Tuesday, October 22, 2019

RIP Matthew Wong

Matthew Wong was a self-taught Canadian painter who died of suicide at 35. He suffered throughout his life from depression and Tourette's syndrome, and his mother says he was on the Autism spectrum. Above, The Realm of Appearances (2019)

Wong killed himself less than a year after his first major solo show made him an art world success.  Winter's End, 2019.

His mother says that he once told her, "I’m fighting with the Devil every single day, every waking moment of my life." Starlight, 2019.

Figure in a Night Landscape, 2017. The critics who admired Wong's art picked up on its sadness; one called these "tinged with melancholy."  Do the tiny figures and houses in these paintings represent the Artist's soul, lost in a vast world beyond his understanding?

Winter Nocturne, 2017. The tortured artist is not just a fable; artists really do have a much higher rate of severe mental illness than the rest of us. We have so far to go before we can ease the suffering of so many people, so much to learn before we can understand the tangled skein of pain and wonder that gives birth to art like this.

1 comment:

G. Verloren said...

This is a tangent, but...

...what's the point of saying "died of suicide" instead of "committed suicide", and then literally two sentences later saying he "killed himself"?

What exactly is the logic at work here?

It's ostensibly bad to use "commit" because supposedly that suggests a negative connotation due to a tenuous connection to "comitting a crime"...

...but then apparently it's okay to say someone "killed" themself, totally un-connoted in the most literal and direct meaning possible? In what demented universe is the verb "kill" less offensive than "commit"?

Examining my thoughts more deeply, I do think maybe this particular sort of thing wouldn't bug me so much if the choice of replacement wasn't so nonsensical.

If "commit" is out of bounds because it ostensibly has come to be associated with criminality, then why not just use any of the close synonyms which have more firmly neutral connotations? Enact suicide? Effect suicide? Perform suicide? Induce suicide? Utilize suicide? Conduct suicide? Administer suicide? Engage suicide? Commence suicide? Et cetera. Are none of those suitable or satisfactory?

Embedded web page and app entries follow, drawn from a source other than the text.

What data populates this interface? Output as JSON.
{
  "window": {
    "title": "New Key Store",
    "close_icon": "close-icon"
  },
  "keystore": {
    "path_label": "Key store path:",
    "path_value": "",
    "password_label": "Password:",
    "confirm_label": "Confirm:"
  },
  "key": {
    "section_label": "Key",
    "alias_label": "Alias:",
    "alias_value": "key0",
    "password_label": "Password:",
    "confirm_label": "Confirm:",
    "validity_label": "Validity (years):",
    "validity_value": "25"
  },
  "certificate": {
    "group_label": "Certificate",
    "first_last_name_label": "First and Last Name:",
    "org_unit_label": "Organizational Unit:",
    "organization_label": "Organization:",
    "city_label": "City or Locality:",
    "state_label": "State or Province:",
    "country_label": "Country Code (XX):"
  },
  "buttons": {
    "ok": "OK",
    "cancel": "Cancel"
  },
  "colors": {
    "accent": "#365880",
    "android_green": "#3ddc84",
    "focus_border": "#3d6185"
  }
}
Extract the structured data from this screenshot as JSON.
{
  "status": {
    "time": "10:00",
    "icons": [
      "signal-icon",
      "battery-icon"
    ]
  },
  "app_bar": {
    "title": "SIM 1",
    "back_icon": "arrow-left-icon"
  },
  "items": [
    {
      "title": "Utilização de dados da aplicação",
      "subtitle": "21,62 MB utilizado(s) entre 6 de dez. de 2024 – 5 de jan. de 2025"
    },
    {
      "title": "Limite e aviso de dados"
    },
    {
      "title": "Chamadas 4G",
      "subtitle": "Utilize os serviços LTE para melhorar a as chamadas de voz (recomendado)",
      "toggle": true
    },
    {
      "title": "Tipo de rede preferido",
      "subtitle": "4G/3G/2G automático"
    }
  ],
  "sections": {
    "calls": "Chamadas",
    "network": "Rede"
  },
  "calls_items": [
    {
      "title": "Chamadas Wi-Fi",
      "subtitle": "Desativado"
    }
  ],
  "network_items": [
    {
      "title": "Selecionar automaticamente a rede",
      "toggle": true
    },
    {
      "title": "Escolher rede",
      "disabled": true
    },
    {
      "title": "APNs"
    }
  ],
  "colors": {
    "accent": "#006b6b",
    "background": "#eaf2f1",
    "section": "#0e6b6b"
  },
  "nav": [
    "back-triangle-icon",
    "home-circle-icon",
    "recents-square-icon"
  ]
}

"Died of suicide" feels needlessly euphemistic. Worse, it suffers from the same problem it ostensibly seeks to correct, just in a different direction - it has a notable connotation of accidentality. How is that meaningfully different than a connotation of criminality? Both are potentially misleading in ways that something like "enacted suicide" is not. What point is there in a change that doesn't actually fix anything?